__Instructions to follow__:
Restate all entries word for word, minus pictures.

==== Data under study ====

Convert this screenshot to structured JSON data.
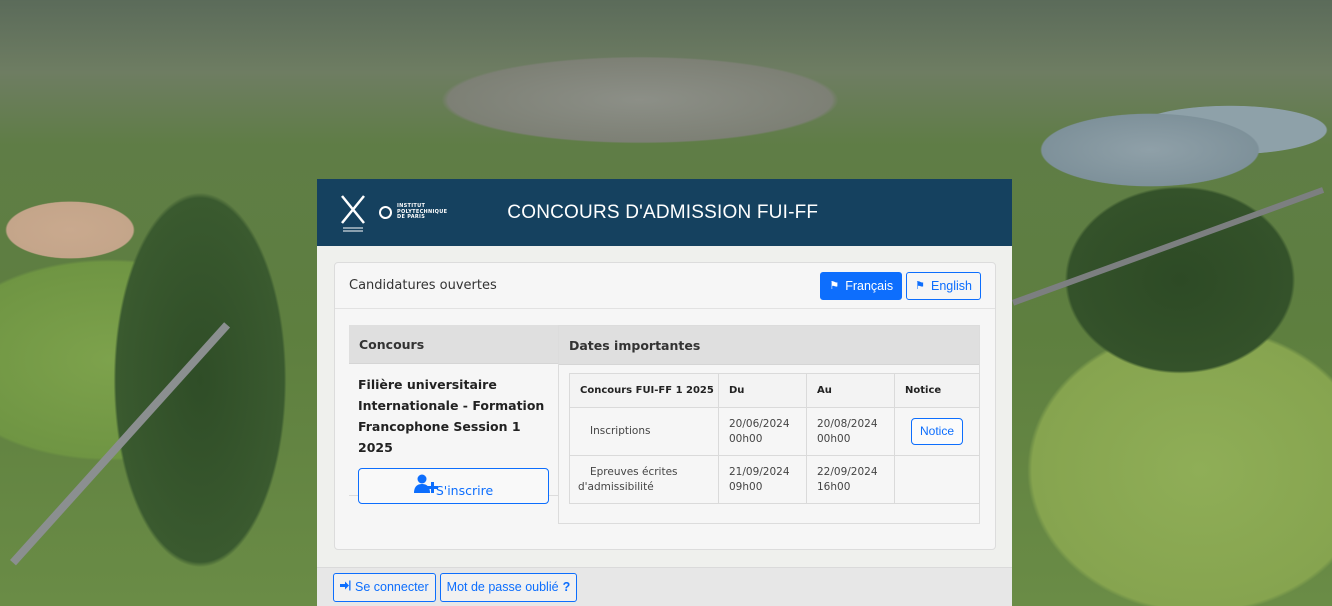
{
  "header": {
    "title": "CONCOURS D'ADMISSION FUI-FF",
    "logo_x_text": "ÉCOLE POLYTECHNIQUE",
    "logo_ipp_lines": [
      "INSTITUT",
      "POLYTECHNIQUE",
      "DE PARIS"
    ]
  },
  "card": {
    "label": "Candidatures ouvertes",
    "lang_fr": "Français",
    "lang_en": "English"
  },
  "concours": {
    "heading": "Concours",
    "name_lines": [
      "Filière universitaire",
      "Internationale - Formation",
      "Francophone Session 1 2025"
    ],
    "register_label": "S'inscrire"
  },
  "dates": {
    "heading": "Dates importantes",
    "columns": [
      "Concours FUI-FF 1 2025",
      "Du",
      "Au",
      "Notice"
    ],
    "rows": [
      {
        "label": "Inscriptions",
        "du": [
          "20/06/2024",
          "00h00"
        ],
        "au": [
          "20/08/2024",
          "00h00"
        ],
        "notice": "Notice"
      },
      {
        "label_lines": [
          "Epreuves écrites",
          "d'admissibilité"
        ],
        "du": [
          "21/09/2024",
          "09h00"
        ],
        "au": [
          "22/09/2024",
          "16h00"
        ],
        "notice": ""
      }
    ]
  },
  "footer": {
    "login": "Se connecter",
    "forgot": "Mot de passe oublié",
    "forgot_q": "?"
  },
  "colors": {
    "header_bg": "#15415f",
    "accent": "#0d6efd"
  }
}
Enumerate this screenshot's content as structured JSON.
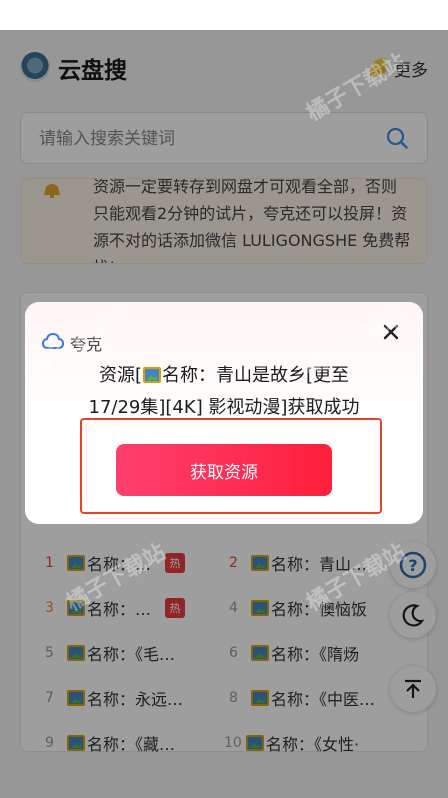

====

__Solution__:
Convert this screenshot to structured JSON data.
{
  "header": {
    "title": "CONCOURS D'ADMISSION FUI-FF",
    "logo_x_text": "ÉCOLE POLYTECHNIQUE",
    "logo_ipp_lines": [
      "INSTITUT",
      "POLYTECHNIQUE",
      "DE PARIS"
    ]
  },
  "card": {
    "label": "Candidatures ouvertes",
    "lang_fr": "Français",
    "lang_en": "English"
  },
  "concours": {
    "heading": "Concours",
    "name_lines": [
      "Filière universitaire",
      "Internationale - Formation",
      "Francophone Session 1 2025"
    ],
    "register_label": "S'inscrire"
  },
  "dates": {
    "heading": "Dates importantes",
    "columns": [
      "Concours FUI-FF 1 2025",
      "Du",
      "Au",
      "Notice"
    ],
    "rows": [
      {
        "label": "Inscriptions",
        "du": [
          "20/06/2024",
          "00h00"
        ],
        "au": [
          "20/08/2024",
          "00h00"
        ],
        "notice": "Notice"
      },
      {
        "label_lines": [
          "Epreuves écrites",
          "d'admissibilité"
        ],
        "du": [
          "21/09/2024",
          "09h00"
        ],
        "au": [
          "22/09/2024",
          "16h00"
        ],
        "notice": ""
      }
    ]
  },
  "footer": {
    "login": "Se connecter",
    "forgot": "Mot de passe oublié",
    "forgot_q": "?"
  },
  "colors": {
    "header_bg": "#15415f",
    "accent": "#0d6efd"
  }
}
Enumerate this screenshot's content as structured JSON.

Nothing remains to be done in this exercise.